Boost has some highs and some lows, as far as YA novels go. There are moments when the book is pretty strong; especially during the basketball passages. The descriptions of the game are in-depth and well done. However, there are many flaws with the book, even for the younger reader. It is pretty predictable throughout, and is often too riddled with YA cliches. There are some groan-worthy scenes in the novel, seemingly ripped from the pages of Lifetime movie of the week script. The lessons being learned by the characters about relationships, and specifically about the use of drugs to get ahead in the sporting world are too overt and obvious. Even the most open-minded young reader could find them redundant and sounding like a health class pamphlet.

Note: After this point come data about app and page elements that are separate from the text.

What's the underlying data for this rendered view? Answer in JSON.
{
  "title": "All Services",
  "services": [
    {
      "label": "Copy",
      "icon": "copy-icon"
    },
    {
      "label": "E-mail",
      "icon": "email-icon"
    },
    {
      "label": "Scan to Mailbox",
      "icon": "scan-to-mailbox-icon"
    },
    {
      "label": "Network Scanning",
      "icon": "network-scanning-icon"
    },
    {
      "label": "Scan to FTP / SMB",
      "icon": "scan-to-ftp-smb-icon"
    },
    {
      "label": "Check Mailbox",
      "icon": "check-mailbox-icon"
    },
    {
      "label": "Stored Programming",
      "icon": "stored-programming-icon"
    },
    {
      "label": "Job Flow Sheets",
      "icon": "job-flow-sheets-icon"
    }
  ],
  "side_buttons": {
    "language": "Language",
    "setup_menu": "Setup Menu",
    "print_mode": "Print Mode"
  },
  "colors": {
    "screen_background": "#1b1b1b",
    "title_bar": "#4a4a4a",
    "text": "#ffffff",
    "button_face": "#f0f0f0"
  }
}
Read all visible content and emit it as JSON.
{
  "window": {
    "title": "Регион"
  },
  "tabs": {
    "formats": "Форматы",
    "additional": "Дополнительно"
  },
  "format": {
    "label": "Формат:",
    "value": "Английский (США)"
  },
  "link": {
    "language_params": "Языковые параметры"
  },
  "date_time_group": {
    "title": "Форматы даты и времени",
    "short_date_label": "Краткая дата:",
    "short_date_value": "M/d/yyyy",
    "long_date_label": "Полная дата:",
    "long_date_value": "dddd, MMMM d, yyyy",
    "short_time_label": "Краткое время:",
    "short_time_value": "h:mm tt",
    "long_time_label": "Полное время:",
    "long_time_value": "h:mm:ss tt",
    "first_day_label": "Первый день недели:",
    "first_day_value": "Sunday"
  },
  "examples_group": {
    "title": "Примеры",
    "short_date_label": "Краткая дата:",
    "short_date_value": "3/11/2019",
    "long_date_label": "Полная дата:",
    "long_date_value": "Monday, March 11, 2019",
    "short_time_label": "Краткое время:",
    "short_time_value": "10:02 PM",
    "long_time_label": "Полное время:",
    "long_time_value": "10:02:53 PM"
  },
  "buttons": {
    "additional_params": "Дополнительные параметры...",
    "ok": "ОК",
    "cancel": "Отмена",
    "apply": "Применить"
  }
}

The protagonists and antagonists of the novel are also fairly cookie cutter. Think of any sports movie, and you basically have the set up of the Fire, the good team, and the Power, the plays-on-the-edge-for-a-tough-coach team that is full of villains. Essentially, it’s set up like a Mighty Ducks film.
While author Kathy Mackel has already published several YA novels, mainly focused on sports, parts of Boost read like she is a novelist still trying to find her distinctive voice. And to her credit, there are those moments in Boost where it feels like she has found it. It is unfortunately not sustained for the duration of the narrative, however. Her strength lies in the relationships that are built through the novel, specifically between Savvy and her volatile sister Callie, and between Savvy and the new herding dog the family must get in order to stave off coyote attacks on the farm. These are the moments that give Boost its heart and soul.
Overall, this is a solid read, despite being flawed. Young readers, specifically young female athletes, should like the novel for its competition and understanding of the pressures to be the best. Being an adult reader, it is easy to pick on some of the cliches, but it is often important to remember that many young readers are not yet familiar with these archetypes and situations that have become so common for those who have been reading for decades. Boost is a winner, in the end, and should definitely appeal to the niche audience it was written for.